The earthenware jars containing residual wine compounds were found in two sites south of the Georgian capital, Tbilisi, researchers said.
"We believe this is the oldest example of the domestication of a wild-growing Eurasian grapevine solely for the production of wine," said co-author Stephen Batiuk, a senior researcher at the University of Toronto.
"Wine is central to civilisation as we know it in the West. As a medicine, social lubricant, mind-altering substance and highly valued commodity, wine became the focus of religious cults, pharmacopoeias, cuisines, economies and society in the ancient Near East."
Astronomers have spotted a roughly Earth-mass world circling the small, dim star Ross 128, which lies just 11 light-years from the sun. The planet, known as Ross 128b, may have surface temperatures amenable to life as we know it, the researchers announced in a new study that will appear in the journal Astronomy & Astrophysics.
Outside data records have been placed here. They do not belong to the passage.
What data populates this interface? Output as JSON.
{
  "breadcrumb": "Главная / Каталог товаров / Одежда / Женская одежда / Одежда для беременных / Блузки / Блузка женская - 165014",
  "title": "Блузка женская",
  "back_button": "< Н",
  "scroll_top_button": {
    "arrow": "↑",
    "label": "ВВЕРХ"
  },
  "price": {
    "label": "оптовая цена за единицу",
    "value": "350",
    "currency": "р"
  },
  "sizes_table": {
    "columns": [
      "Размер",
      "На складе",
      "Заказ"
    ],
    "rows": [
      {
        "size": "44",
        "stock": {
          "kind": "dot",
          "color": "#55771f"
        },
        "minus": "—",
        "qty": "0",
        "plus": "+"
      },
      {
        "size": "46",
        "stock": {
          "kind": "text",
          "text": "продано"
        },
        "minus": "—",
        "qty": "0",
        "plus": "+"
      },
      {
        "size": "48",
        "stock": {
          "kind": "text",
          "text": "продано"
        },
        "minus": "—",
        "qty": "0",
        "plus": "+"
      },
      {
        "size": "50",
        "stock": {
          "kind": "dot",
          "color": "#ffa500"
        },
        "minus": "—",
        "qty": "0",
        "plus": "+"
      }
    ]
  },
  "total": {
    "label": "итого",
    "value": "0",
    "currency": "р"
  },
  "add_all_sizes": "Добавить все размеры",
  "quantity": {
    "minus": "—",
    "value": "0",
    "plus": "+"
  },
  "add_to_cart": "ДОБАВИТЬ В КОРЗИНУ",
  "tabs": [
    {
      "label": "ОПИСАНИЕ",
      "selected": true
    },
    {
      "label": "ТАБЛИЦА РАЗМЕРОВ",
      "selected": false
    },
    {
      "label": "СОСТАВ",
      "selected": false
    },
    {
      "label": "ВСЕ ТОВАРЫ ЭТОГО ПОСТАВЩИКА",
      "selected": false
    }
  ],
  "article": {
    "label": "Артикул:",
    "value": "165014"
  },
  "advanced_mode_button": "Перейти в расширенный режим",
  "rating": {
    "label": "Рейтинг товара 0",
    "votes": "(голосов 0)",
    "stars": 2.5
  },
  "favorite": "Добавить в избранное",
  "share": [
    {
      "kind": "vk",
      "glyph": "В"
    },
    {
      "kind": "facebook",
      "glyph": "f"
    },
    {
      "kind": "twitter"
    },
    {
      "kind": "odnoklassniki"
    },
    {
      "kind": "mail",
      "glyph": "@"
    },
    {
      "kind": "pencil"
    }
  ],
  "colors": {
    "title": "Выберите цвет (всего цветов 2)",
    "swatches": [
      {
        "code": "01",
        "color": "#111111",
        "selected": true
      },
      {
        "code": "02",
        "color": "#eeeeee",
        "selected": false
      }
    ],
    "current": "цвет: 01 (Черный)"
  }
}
"This is the closest Earth-mass planet potentially in the habitable zone that orbits a quiet star," Bonfils told Space.com via email, referring to the range of orbital distances where liquid water could exist on a world's surface.
They say the older the wine, the better